Porgy (n.) Any one of several species of embiotocoids, or surf fishes, of the Pacific coast. The name is also given locally to several other fishes, as the bur fish.

Porism (n.) A proposition affirming the possibility of finding such conditions as will render a certain determinate problem indeterminate or capable of innumerable solutions.

Portability (n.) The quality or state of being portable; fitness to be carried.

Portableness (n.) The quality or state of being portable; portability.

Porter (n.) A malt liquor, of a dark color and moderately bitter taste, possessing tonic and intoxicating qualities.

Portfolio (n.) Hence: The office and functions of a minister of state or member of the cabinet; as, to receive the portfolio of war; to resign the portfolio.

Portman (n.) An inhabitant or burgess of a port, esp. of one of the Cinque Ports.

Portuguese (a.) Of or pertaining to Portugal, or its inhabitants.

Portuguese (n. sing. & pl.) A native or inhabitant of Portugal; people of Portugal.

Positive (a.) Hence: Not admitting of any doubt, condition, qualification, or discretion; not dependent on circumstances or probabilities; not speculative; compelling assent or obedience; peremptory; indisputable; decisive; as, positive instructions; positive truth; positive proof.

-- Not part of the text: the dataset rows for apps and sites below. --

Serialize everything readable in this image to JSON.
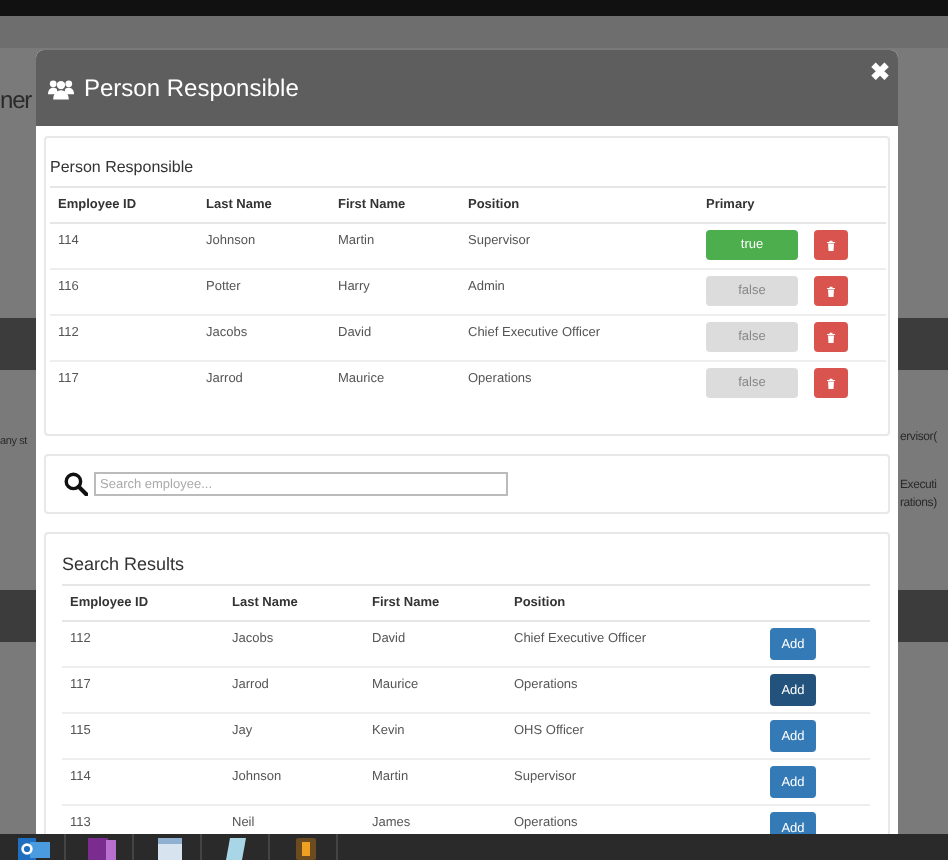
{
  "background": {
    "heading_fragment": "ner",
    "left_fragment": "any st",
    "right_fragments": [
      "ervisor(",
      "Executi",
      "rations)"
    ]
  },
  "modal": {
    "title": "Person Responsible",
    "close": "✖"
  },
  "responsible": {
    "title": "Person Responsible",
    "columns": [
      "Employee ID",
      "Last Name",
      "First Name",
      "Position",
      "Primary"
    ],
    "rows": [
      {
        "id": "114",
        "last": "Johnson",
        "first": "Martin",
        "position": "Supervisor",
        "primary": true,
        "primary_label": "true"
      },
      {
        "id": "116",
        "last": "Potter",
        "first": "Harry",
        "position": "Admin",
        "primary": false,
        "primary_label": "false"
      },
      {
        "id": "112",
        "last": "Jacobs",
        "first": "David",
        "position": "Chief Executive Officer",
        "primary": false,
        "primary_label": "false"
      },
      {
        "id": "117",
        "last": "Jarrod",
        "first": "Maurice",
        "position": "Operations",
        "primary": false,
        "primary_label": "false"
      }
    ]
  },
  "search": {
    "placeholder": "Search employee..."
  },
  "results": {
    "title": "Search Results",
    "columns": [
      "Employee ID",
      "Last Name",
      "First Name",
      "Position"
    ],
    "rows": [
      {
        "id": "112",
        "last": "Jacobs",
        "first": "David",
        "position": "Chief Executive Officer",
        "button": "Add",
        "focused": false
      },
      {
        "id": "117",
        "last": "Jarrod",
        "first": "Maurice",
        "position": "Operations",
        "button": "Add",
        "focused": true
      },
      {
        "id": "115",
        "last": "Jay",
        "first": "Kevin",
        "position": "OHS Officer",
        "button": "Add",
        "focused": false
      },
      {
        "id": "114",
        "last": "Johnson",
        "first": "Martin",
        "position": "Supervisor",
        "button": "Add",
        "focused": false
      },
      {
        "id": "113",
        "last": "Neil",
        "first": "James",
        "position": "Operations",
        "button": "Add",
        "focused": false
      }
    ]
  },
  "taskbar": {
    "apps": [
      {
        "kind": "mail"
      },
      {
        "kind": "notebook"
      },
      {
        "kind": "window"
      },
      {
        "kind": "document"
      },
      {
        "kind": "app"
      }
    ]
  }
}
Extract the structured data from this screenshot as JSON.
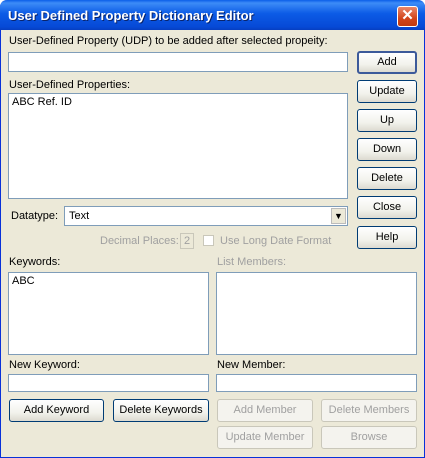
{
  "window": {
    "title": "User Defined Property Dictionary Editor",
    "close_glyph": "✕"
  },
  "udp": {
    "label": "User-Defined Property (UDP)  to be added after selected propeity:",
    "value": ""
  },
  "properties": {
    "label": "User-Defined Properties:",
    "items": [
      "ABC Ref. ID"
    ]
  },
  "side_buttons": {
    "add": "Add",
    "update": "Update",
    "up": "Up",
    "down": "Down",
    "delete": "Delete",
    "close": "Close",
    "help": "Help"
  },
  "datatype": {
    "label": "Datatype:",
    "value": "Text"
  },
  "decimal": {
    "label": "Decimal Places:",
    "value": "2"
  },
  "long_date": {
    "label": "Use Long Date Format",
    "checked": false
  },
  "keywords": {
    "label": "Keywords:",
    "items": [
      "ABC"
    ]
  },
  "list_members": {
    "label": "List Members:",
    "items": []
  },
  "new_keyword": {
    "label": "New Keyword:",
    "value": ""
  },
  "new_member": {
    "label": "New Member:",
    "value": ""
  },
  "bottom_buttons": {
    "add_keyword": "Add Keyword",
    "delete_keywords": "Delete Keywords",
    "add_member": "Add Member",
    "delete_members": "Delete Members",
    "update_member": "Update Member",
    "browse": "Browse"
  }
}
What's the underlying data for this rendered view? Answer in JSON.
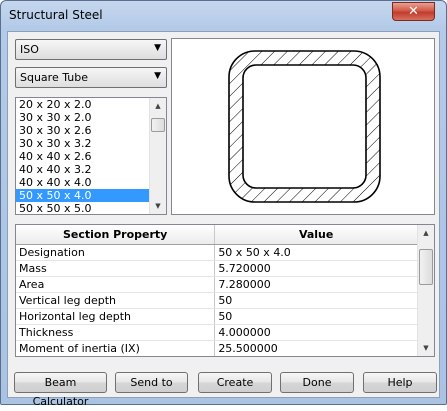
{
  "window": {
    "title": "Structural Steel",
    "close_glyph": "✕"
  },
  "standard_combo": {
    "selected": "ISO",
    "arrow_icon": "chevron-down-icon"
  },
  "shape_combo": {
    "selected": "Square Tube",
    "arrow_icon": "chevron-down-icon"
  },
  "sizes": {
    "items": [
      "20 x 20 x 2.0",
      "30 x 30 x 2.0",
      "30 x 30 x 2.6",
      "30 x 30 x 3.2",
      "40 x 40 x 2.6",
      "40 x 40 x 3.2",
      "40 x 40 x 4.0",
      "50 x 50 x 4.0",
      "50 x 50 x 5.0"
    ],
    "selected_index": 7
  },
  "properties": {
    "headers": [
      "Section Property",
      "Value"
    ],
    "rows": [
      [
        "Designation",
        "50 x 50 x 4.0"
      ],
      [
        "Mass",
        "5.720000"
      ],
      [
        "Area",
        "7.280000"
      ],
      [
        "Vertical leg depth",
        "50"
      ],
      [
        "Horizontal leg depth",
        "50"
      ],
      [
        "Thickness",
        "4.000000"
      ],
      [
        "Moment of inertia (IX)",
        "25.500000"
      ]
    ]
  },
  "buttons": {
    "beam_calculator": "Beam Calculator",
    "send_to": "Send to",
    "create": "Create",
    "done": "Done",
    "help": "Help"
  },
  "colors": {
    "selection": "#3399ff",
    "close": "#c13b2c"
  }
}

Positive (a.) Prescribed by express enactment or institution; settled by arbitrary appointment; said of laws.

Positively (adv.) In a positive manner; absolutely; really; expressly; with certainty; indubitably; peremptorily; dogmatically; -- opposed to negatively.

Possibilities (pl. ) of Possibility

Possibility (n.) The quality or state of being possible; the power of happening, being, or existing.

Possibility (n.) That which is possible; a contingency; a thing or event that may not happen; a contingent interest, as in real or personal estate.

Possible (a.) Capable of existing or occurring, or of being conceived or thought of; able to happen; capable of being done; not contrary to the nature of things; -- sometimes used to express extreme improbability; barely able to be, or to come to pass; as, possibly he is honest, as it is possible that Judas meant no wrong.

Post (v. t.) To attach to a post, a wall, or other usual place of affixing public notices; to placard; as, to post a notice; to post playbills.

Postdate (n.) A date put to a bill of exchange or other paper, later than that when it was actually made.

Poster (n.) A large bill or placard intended to be posted in public places.

Poster (n.) One who posts bills; a billposter.

Postero () - (/). A combining form meaning posterior, back; as, postero-inferior, situated back and below; postero-lateral, situated back and at the side.

Postmaster-general (n.) The chief officer of the post-office department of a government. In the United States the postmaster-general is a member of the cabinet.

Postnatal (a.) After birth; subsequent to birth; as, postnatal infanticide; postnatal diseases.

Post-obit () Alt. of Post-obit bond

Post-obit bond () A bond in which the obligor, in consideration of having received a certain sum of money, binds himself to pay a larger sum, on unusual interest, on the death of some specified individual from whom he has expectations.

Postocular (a. & n.) Same as Postorbital.

Postorbital (a.) Situated behind the orbit; as, the postorbital scales of some fishes and reptiles.

Postorbital (n.) A postorbital bone or scale.

Postpone (v. t.) To defer to a future or later time; to put off; also, to cause to be deferred or put off; to delay; to adjourn; as, to postpone the consideration of a bill to the following day, or indefinitely.

Potassium (n.) An Alkali element, occurring abundantly but always combined, as in the chloride, sulphate, carbonate, or silicate, in the minerals sylvite, kainite, orthoclase, muscovite, etc. Atomic weight 39.0. Symbol K (Kalium).

Potency (n